As I walk through The Grove, I hear the roar of aircraft engines, not jets, but powerful internal combustion engines from a different era. I look up and low above the roofs of Little Mount Sion and Berkeley Road I see a World War 2 Lancaster bomber. Reader, I run forward to get a better view, hoping that it might return or that I might get another glimpse of it, and sure enough it circles and flies back directly overhead in the direction of The Common. It is very low and I can clearly see its camouflaged fuselage and rear gun cockpit. It is no longer a weapon of war intent on dropping bouncing bombs on reservoirs, but a working antique, an aircraft, which recalls a boy's wonder at what was then a monstrous, overwhelming machine. But now, in comparison with sleek, sinister, modern war planes, how small and innocent it looks! Earlier today I had caught sight of The Red Arrows, jets ripping through the sky over our house in formation, leaving behind thick vapour trails like grey streamers, and deduced that somewhere in Kent or Sussex, an airshow must be on. But this is more thrilling, than The Red Arrows acrobatic team, more unexpected, a stirring reminder that technical achievement does not belong entirely to the electronic age.

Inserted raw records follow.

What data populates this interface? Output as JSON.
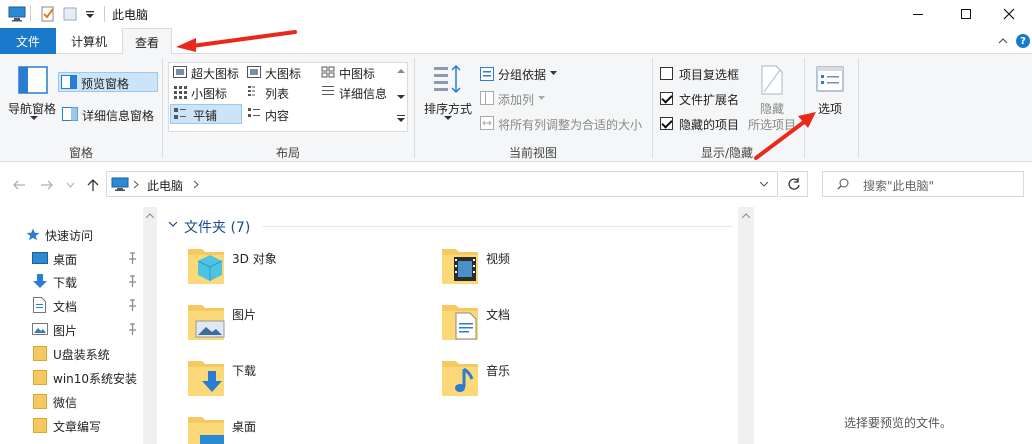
{
  "window": {
    "title": "此电脑"
  },
  "tabs": [
    {
      "label": "文件"
    },
    {
      "label": "计算机"
    },
    {
      "label": "查看"
    }
  ],
  "ribbon": {
    "pane": {
      "nav_pane": "导航窗格",
      "preview_pane": "预览窗格",
      "details_pane": "详细信息窗格",
      "group_label": "窗格"
    },
    "layout": {
      "items": [
        "超大图标",
        "大图标",
        "中图标",
        "小图标",
        "列表",
        "详细信息",
        "平铺",
        "内容"
      ],
      "selected": "平铺",
      "group_label": "布局"
    },
    "current_view": {
      "sort_by": "排序方式",
      "group_by": "分组依据",
      "add_column": "添加列",
      "fit_columns": "将所有列调整为合适的大小",
      "group_label": "当前视图"
    },
    "show_hide": {
      "item_checkbox": {
        "label": "项目复选框",
        "checked": false
      },
      "extensions": {
        "label": "文件扩展名",
        "checked": true
      },
      "hidden_items": {
        "label": "隐藏的项目",
        "checked": true
      },
      "hide_selected_line1": "隐藏",
      "hide_selected_line2": "所选项目",
      "group_label": "显示/隐藏"
    },
    "options": {
      "label": "选项"
    }
  },
  "address": {
    "crumb": "此电脑",
    "search_placeholder": "搜索\"此电脑\""
  },
  "nav": {
    "quick_access": "快速访问",
    "items": [
      {
        "label": "桌面",
        "pinned": true
      },
      {
        "label": "下载",
        "pinned": true
      },
      {
        "label": "文档",
        "pinned": true
      },
      {
        "label": "图片",
        "pinned": true
      },
      {
        "label": "U盘装系统",
        "pinned": false
      },
      {
        "label": "win10系统安装",
        "pinned": false
      },
      {
        "label": "微信",
        "pinned": false
      },
      {
        "label": "文章编写",
        "pinned": false
      }
    ]
  },
  "content": {
    "section_header": "文件夹 (7)",
    "folders": [
      {
        "label": "3D 对象",
        "icon": "3d-objects-icon"
      },
      {
        "label": "视频",
        "icon": "videos-icon"
      },
      {
        "label": "图片",
        "icon": "pictures-icon"
      },
      {
        "label": "文档",
        "icon": "documents-icon"
      },
      {
        "label": "下载",
        "icon": "downloads-icon"
      },
      {
        "label": "音乐",
        "icon": "music-icon"
      },
      {
        "label": "桌面",
        "icon": "desktop-icon"
      }
    ]
  },
  "preview": {
    "message": "选择要预览的文件。"
  },
  "colors": {
    "accent": "#1979ca",
    "annotation": "#e8291c",
    "folder": "#f5c95f"
  }
}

While I am sitting by the window this afternoon reading, I see in the corner of my eye the shadow of a wasp cross the wall. I look up. On the sunlit glass, there is the wasp itself. Tap tap. A faint buzzing. I am glad that the window is closed. The wasp flies off. For good.